##### Listed entries #####

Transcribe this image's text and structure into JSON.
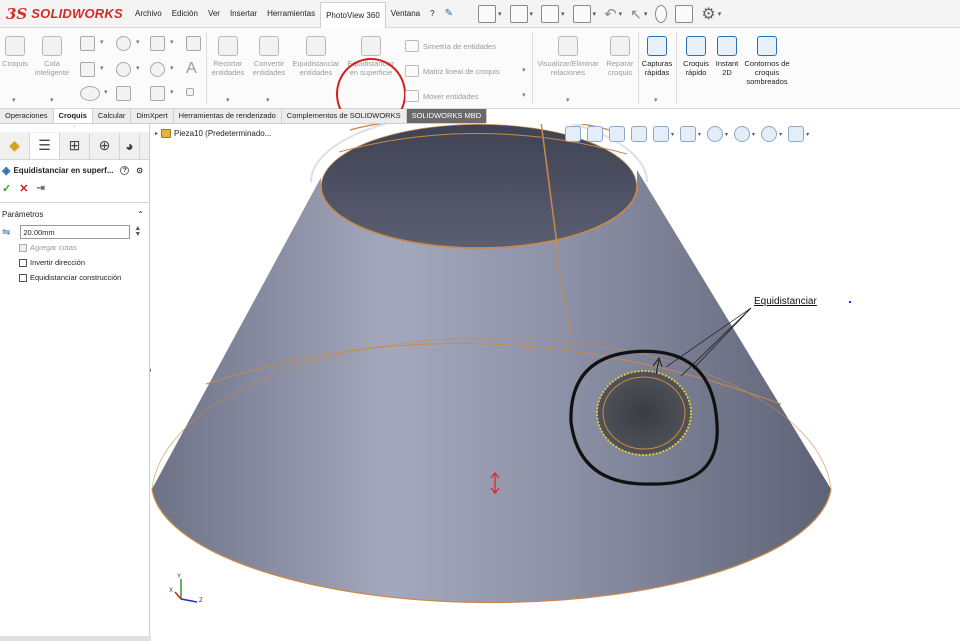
{
  "app": {
    "logo_prefix": "3S",
    "logo_text": "SOLIDWORKS"
  },
  "menu": [
    {
      "label": "Archivo"
    },
    {
      "label": "Edición"
    },
    {
      "label": "Ver"
    },
    {
      "label": "Insertar"
    },
    {
      "label": "Herramientas"
    },
    {
      "label": "PhotoView 360",
      "active": true
    },
    {
      "label": "Ventana"
    },
    {
      "label": "?"
    }
  ],
  "ribbon": {
    "croquis": "Croquis",
    "cota_inteligente": "Cota inteligente",
    "recortar_entidades": "Recortar entidades",
    "convertir_entidades": "Convertir entidades",
    "equidistanciar_entidades": "Equidistanciar entidades",
    "equidistanciar_superficie": "Equidistanciar en superficie",
    "simetria_entidades": "Simetría de entidades",
    "matriz_lineal": "Matriz lineal de croquis",
    "mover_entidades": "Mover entidades",
    "visualizar_eliminar": "Visualizar/Eliminar relaciones",
    "reparar_croquis": "Reparar croquis",
    "capturas_rapidas": "Capturas rápidas",
    "croquis_rapido": "Croquis rápido",
    "instant_2d": "Instant 2D",
    "contornos_sombreados": "Contornos de croquis sombreados",
    "annotation_mark": "?"
  },
  "tabs": [
    {
      "label": "Operaciones"
    },
    {
      "label": "Croquis",
      "active": true
    },
    {
      "label": "Calcular"
    },
    {
      "label": "DimXpert"
    },
    {
      "label": "Herramientas de renderizado"
    },
    {
      "label": "Complementos de SOLIDWORKS"
    },
    {
      "label": "SOLIDWORKS MBD",
      "dark": true
    }
  ],
  "property_manager": {
    "title": "Equidistanciar en superf...",
    "help": "?",
    "section_parametros": "Parámetros",
    "offset_value": "20.00mm",
    "agregar_cotas": "Agregar cotas",
    "invertir_direccion": "Invertir dirección",
    "equidistanciar_construccion": "Equidistanciar construcción"
  },
  "viewport": {
    "tree_root": "Pieza10  (Predeterminado...",
    "callout_label": "Equidistanciar",
    "triad": {
      "x": "X",
      "y": "Y",
      "z": "Z"
    }
  },
  "colors": {
    "annotation_red": "#d11f1f",
    "part_body": "#8e92a8",
    "edge_orange": "#c98a4a",
    "offset_black": "#111111",
    "selection_yellow": "#e8cf3a"
  }
}
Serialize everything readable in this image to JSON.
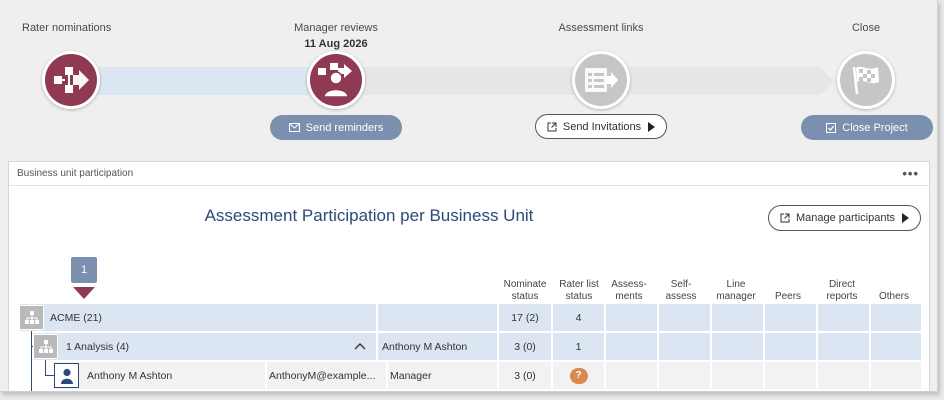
{
  "stages": [
    {
      "label": "Rater nominations",
      "date": "",
      "icon": "org-chart-arrow-icon"
    },
    {
      "label": "Manager reviews",
      "date": "11 Aug 2026",
      "icon": "manager-review-icon"
    },
    {
      "label": "Assessment links",
      "date": "",
      "icon": "assessment-list-icon"
    },
    {
      "label": "Close",
      "date": "",
      "icon": "checkered-flag-icon"
    }
  ],
  "actions": {
    "send_reminders": "Send reminders",
    "send_invitations": "Send Invitations",
    "close_project": "Close Project"
  },
  "panel": {
    "title": "Business unit participation",
    "menu": "•••",
    "heading": "Assessment Participation per Business Unit",
    "manage_participants": "Manage participants",
    "level": "1"
  },
  "columns": [
    "Nominate status",
    "Rater list status",
    "Assess- ments",
    "Self- assess",
    "Line manager",
    "Peers",
    "Direct reports",
    "Others"
  ],
  "rows": [
    {
      "name": "ACME (21)",
      "col2": "",
      "col3": "",
      "nominate": "17 (2)",
      "raterlist": "4"
    },
    {
      "name": "1 Analysis (4)",
      "col2": "",
      "col3": "Anthony M Ashton",
      "nominate": "3 (0)",
      "raterlist": "1"
    },
    {
      "name": "Anthony M Ashton",
      "col2": "AnthonyM@example...",
      "col3": "Manager",
      "nominate": "3 (0)",
      "raterlist": "?"
    }
  ],
  "colors": {
    "accent_red": "#8f3a52",
    "accent_blue": "#7b90ae",
    "row_blue": "#dbe6f2",
    "title_blue": "#2c4a78",
    "badge_orange": "#d9894d"
  }
}
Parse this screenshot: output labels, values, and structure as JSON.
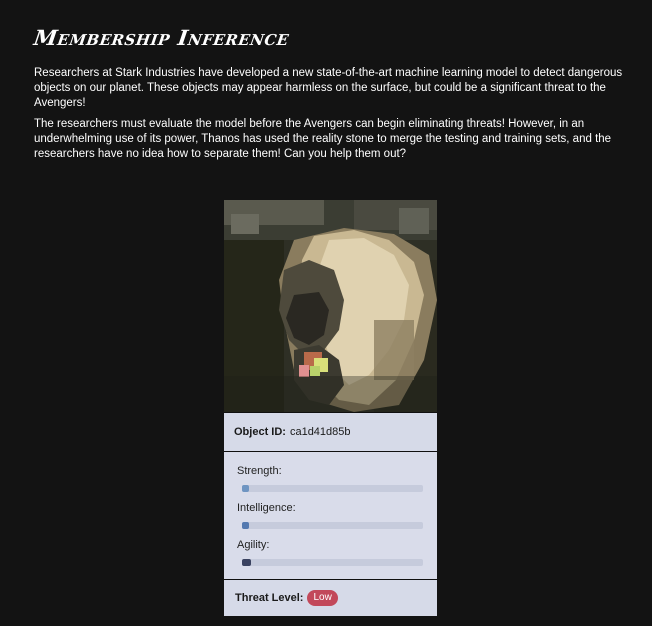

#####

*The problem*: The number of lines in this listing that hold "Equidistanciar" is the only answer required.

*Output of the task*: 5